• **PROBLEM TO WORK ON**:
Copy the data below. Keep every line exactly as it is.

• **DATA SECTION**:

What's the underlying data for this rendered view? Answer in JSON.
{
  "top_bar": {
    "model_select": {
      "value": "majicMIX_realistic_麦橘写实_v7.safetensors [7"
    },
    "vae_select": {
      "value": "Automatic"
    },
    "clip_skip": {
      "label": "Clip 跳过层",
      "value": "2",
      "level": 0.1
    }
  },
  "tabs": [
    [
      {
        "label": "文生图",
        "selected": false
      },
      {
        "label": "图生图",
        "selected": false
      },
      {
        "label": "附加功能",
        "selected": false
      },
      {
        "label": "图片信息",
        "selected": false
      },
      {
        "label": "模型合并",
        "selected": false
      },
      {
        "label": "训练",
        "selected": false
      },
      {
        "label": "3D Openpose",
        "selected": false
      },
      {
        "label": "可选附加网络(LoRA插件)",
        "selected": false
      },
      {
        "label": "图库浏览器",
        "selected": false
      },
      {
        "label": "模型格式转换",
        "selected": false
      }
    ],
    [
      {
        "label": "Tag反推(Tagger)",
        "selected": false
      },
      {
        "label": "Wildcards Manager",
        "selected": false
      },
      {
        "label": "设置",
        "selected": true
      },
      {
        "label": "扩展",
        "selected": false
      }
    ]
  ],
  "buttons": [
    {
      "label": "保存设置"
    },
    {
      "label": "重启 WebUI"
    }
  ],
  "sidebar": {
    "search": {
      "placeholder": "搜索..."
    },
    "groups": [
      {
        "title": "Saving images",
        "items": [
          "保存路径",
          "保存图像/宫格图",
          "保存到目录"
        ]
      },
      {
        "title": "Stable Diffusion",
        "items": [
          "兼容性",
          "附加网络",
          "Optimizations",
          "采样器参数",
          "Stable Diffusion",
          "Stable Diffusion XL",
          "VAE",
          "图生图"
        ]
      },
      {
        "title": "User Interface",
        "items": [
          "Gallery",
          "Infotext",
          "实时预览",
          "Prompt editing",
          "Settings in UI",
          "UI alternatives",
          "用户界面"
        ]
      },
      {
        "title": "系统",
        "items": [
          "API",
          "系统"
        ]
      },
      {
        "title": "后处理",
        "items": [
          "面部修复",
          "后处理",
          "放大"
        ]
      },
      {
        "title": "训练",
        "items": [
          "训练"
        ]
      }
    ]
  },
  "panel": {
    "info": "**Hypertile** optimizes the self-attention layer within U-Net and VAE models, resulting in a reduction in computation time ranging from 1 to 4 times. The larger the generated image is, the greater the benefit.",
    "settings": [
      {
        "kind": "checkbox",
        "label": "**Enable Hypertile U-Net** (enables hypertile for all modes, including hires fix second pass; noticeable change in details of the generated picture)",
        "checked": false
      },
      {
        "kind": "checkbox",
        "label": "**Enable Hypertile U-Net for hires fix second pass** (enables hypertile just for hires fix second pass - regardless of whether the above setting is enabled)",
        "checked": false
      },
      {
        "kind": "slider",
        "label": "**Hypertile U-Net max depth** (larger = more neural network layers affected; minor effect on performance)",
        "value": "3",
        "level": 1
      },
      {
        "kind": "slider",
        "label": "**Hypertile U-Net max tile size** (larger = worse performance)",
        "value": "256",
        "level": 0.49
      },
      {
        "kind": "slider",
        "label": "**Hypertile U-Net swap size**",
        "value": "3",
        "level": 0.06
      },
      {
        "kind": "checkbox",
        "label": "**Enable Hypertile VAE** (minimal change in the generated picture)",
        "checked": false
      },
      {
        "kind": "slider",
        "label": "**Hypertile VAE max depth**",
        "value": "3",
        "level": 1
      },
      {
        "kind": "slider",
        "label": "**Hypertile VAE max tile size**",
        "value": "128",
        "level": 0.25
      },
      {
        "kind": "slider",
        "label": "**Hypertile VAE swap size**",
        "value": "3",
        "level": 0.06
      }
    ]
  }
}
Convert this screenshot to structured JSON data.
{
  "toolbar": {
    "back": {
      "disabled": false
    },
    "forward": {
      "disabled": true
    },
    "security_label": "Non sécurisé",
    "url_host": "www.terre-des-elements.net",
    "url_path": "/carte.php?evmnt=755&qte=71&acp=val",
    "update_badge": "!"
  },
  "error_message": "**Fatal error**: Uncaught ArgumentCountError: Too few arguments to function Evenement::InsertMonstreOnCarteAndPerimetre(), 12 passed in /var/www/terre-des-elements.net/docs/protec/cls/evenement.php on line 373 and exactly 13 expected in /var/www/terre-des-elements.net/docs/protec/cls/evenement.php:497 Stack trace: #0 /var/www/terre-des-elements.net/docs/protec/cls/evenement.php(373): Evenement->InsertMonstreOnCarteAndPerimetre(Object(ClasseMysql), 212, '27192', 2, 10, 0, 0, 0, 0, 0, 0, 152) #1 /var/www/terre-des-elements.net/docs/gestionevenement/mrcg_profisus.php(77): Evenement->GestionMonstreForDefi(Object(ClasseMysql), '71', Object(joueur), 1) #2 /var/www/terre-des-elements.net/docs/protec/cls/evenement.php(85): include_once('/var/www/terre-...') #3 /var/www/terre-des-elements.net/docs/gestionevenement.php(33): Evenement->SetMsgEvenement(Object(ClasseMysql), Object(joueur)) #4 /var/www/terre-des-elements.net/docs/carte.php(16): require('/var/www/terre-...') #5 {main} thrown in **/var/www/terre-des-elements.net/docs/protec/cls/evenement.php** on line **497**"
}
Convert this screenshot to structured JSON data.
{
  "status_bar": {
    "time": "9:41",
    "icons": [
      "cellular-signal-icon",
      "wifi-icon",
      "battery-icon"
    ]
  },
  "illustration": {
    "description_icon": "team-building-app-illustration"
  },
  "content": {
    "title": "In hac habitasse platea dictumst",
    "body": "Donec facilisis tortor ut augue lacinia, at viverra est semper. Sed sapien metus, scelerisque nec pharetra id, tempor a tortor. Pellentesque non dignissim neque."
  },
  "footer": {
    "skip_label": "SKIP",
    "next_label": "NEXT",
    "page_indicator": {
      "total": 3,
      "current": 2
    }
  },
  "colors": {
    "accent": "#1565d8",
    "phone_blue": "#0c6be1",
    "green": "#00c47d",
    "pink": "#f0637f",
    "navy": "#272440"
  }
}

• **ANSWER AREA**:
What's the underlying data for this rendered view? Answer in JSON.
{
  "top_bar": {
    "model_select": {
      "value": "majicMIX_realistic_麦橘写实_v7.safetensors [7"
    },
    "vae_select": {
      "value": "Automatic"
    },
    "clip_skip": {
      "label": "Clip 跳过层",
      "value": "2",
      "level": 0.1
    }
  },
  "tabs": [
    [
      {
        "label": "文生图",
        "selected": false
      },
      {
        "label": "图生图",
        "selected": false
      },
      {
        "label": "附加功能",
        "selected": false
      },
      {
        "label": "图片信息",
        "selected": false
      },
      {
        "label": "模型合并",
        "selected": false
      },
      {
        "label": "训练",
        "selected": false
      },
      {
        "label": "3D Openpose",
        "selected": false
      },
      {
        "label": "可选附加网络(LoRA插件)",
        "selected": false
      },
      {
        "label": "图库浏览器",
        "selected": false
      },
      {
        "label": "模型格式转换",
        "selected": false
      }
    ],
    [
      {
        "label": "Tag反推(Tagger)",
        "selected": false
      },
      {
        "label": "Wildcards Manager",
        "selected": false
      },
      {
        "label": "设置",
        "selected": true
      },
      {
        "label": "扩展",
        "selected": false
      }
    ]
  ],
  "buttons": [
    {
      "label": "保存设置"
    },
    {
      "label": "重启 WebUI"
    }
  ],
  "sidebar": {
    "search": {
      "placeholder": "搜索..."
    },
    "groups": [
      {
        "title": "Saving images",
        "items": [
          "保存路径",
          "保存图像/宫格图",
          "保存到目录"
        ]
      },
      {
        "title": "Stable Diffusion",
        "items": [
          "兼容性",
          "附加网络",
          "Optimizations",
          "采样器参数",
          "Stable Diffusion",
          "Stable Diffusion XL",
          "VAE",
          "图生图"
        ]
      },
      {
        "title": "User Interface",
        "items": [
          "Gallery",
          "Infotext",
          "实时预览",
          "Prompt editing",
          "Settings in UI",
          "UI alternatives",
          "用户界面"
        ]
      },
      {
        "title": "系统",
        "items": [
          "API",
          "系统"
        ]
      },
      {
        "title": "后处理",
        "items": [
          "面部修复",
          "后处理",
          "放大"
        ]
      },
      {
        "title": "训练",
        "items": [
          "训练"
        ]
      }
    ]
  },
  "panel": {
    "info": "**Hypertile** optimizes the self-attention layer within U-Net and VAE models, resulting in a reduction in computation time ranging from 1 to 4 times. The larger the generated image is, the greater the benefit.",
    "settings": [
      {
        "kind": "checkbox",
        "label": "**Enable Hypertile U-Net** (enables hypertile for all modes, including hires fix second pass; noticeable change in details of the generated picture)",
        "checked": false
      },
      {
        "kind": "checkbox",
        "label": "**Enable Hypertile U-Net for hires fix second pass** (enables hypertile just for hires fix second pass - regardless of whether the above setting is enabled)",
        "checked": false
      },
      {
        "kind": "slider",
        "label": "**Hypertile U-Net max depth** (larger = more neural network layers affected; minor effect on performance)",
        "value": "3",
        "level": 1
      },
      {
        "kind": "slider",
        "label": "**Hypertile U-Net max tile size** (larger = worse performance)",
        "value": "256",
        "level": 0.49
      },
      {
        "kind": "slider",
        "label": "**Hypertile U-Net swap size**",
        "value": "3",
        "level": 0.06
      },
      {
        "kind": "checkbox",
        "label": "**Enable Hypertile VAE** (minimal change in the generated picture)",
        "checked": false
      },
      {
        "kind": "slider",
        "label": "**Hypertile VAE max depth**",
        "value": "3",
        "level": 1
      },
      {
        "kind": "slider",
        "label": "**Hypertile VAE max tile size**",
        "value": "128",
        "level": 0.25
      },
      {
        "kind": "slider",
        "label": "**Hypertile VAE swap size**",
        "value": "3",
        "level": 0.06
      }
    ]
  }
}
Convert this screenshot to structured JSON data.
{
  "toolbar": {
    "back": {
      "disabled": false
    },
    "forward": {
      "disabled": true
    },
    "security_label": "Non sécurisé",
    "url_host": "www.terre-des-elements.net",
    "url_path": "/carte.php?evmnt=755&qte=71&acp=val",
    "update_badge": "!"
  },
  "error_message": "**Fatal error**: Uncaught ArgumentCountError: Too few arguments to function Evenement::InsertMonstreOnCarteAndPerimetre(), 12 passed in /var/www/terre-des-elements.net/docs/protec/cls/evenement.php on line 373 and exactly 13 expected in /var/www/terre-des-elements.net/docs/protec/cls/evenement.php:497 Stack trace: #0 /var/www/terre-des-elements.net/docs/protec/cls/evenement.php(373): Evenement->InsertMonstreOnCarteAndPerimetre(Object(ClasseMysql), 212, '27192', 2, 10, 0, 0, 0, 0, 0, 0, 152) #1 /var/www/terre-des-elements.net/docs/gestionevenement/mrcg_profisus.php(77): Evenement->GestionMonstreForDefi(Object(ClasseMysql), '71', Object(joueur), 1) #2 /var/www/terre-des-elements.net/docs/protec/cls/evenement.php(85): include_once('/var/www/terre-...') #3 /var/www/terre-des-elements.net/docs/gestionevenement.php(33): Evenement->SetMsgEvenement(Object(ClasseMysql), Object(joueur)) #4 /var/www/terre-des-elements.net/docs/carte.php(16): require('/var/www/terre-...') #5 {main} thrown in **/var/www/terre-des-elements.net/docs/protec/cls/evenement.php** on line **497**"
}
Convert this screenshot to structured JSON data.
{
  "status_bar": {
    "time": "9:41",
    "icons": [
      "cellular-signal-icon",
      "wifi-icon",
      "battery-icon"
    ]
  },
  "illustration": {
    "description_icon": "team-building-app-illustration"
  },
  "content": {
    "title": "In hac habitasse platea dictumst",
    "body": "Donec facilisis tortor ut augue lacinia, at viverra est semper. Sed sapien metus, scelerisque nec pharetra id, tempor a tortor. Pellentesque non dignissim neque."
  },
  "footer": {
    "skip_label": "SKIP",
    "next_label": "NEXT",
    "page_indicator": {
      "total": 3,
      "current": 2
    }
  },
  "colors": {
    "accent": "#1565d8",
    "phone_blue": "#0c6be1",
    "green": "#00c47d",
    "pink": "#f0637f",
    "navy": "#272440"
  }
}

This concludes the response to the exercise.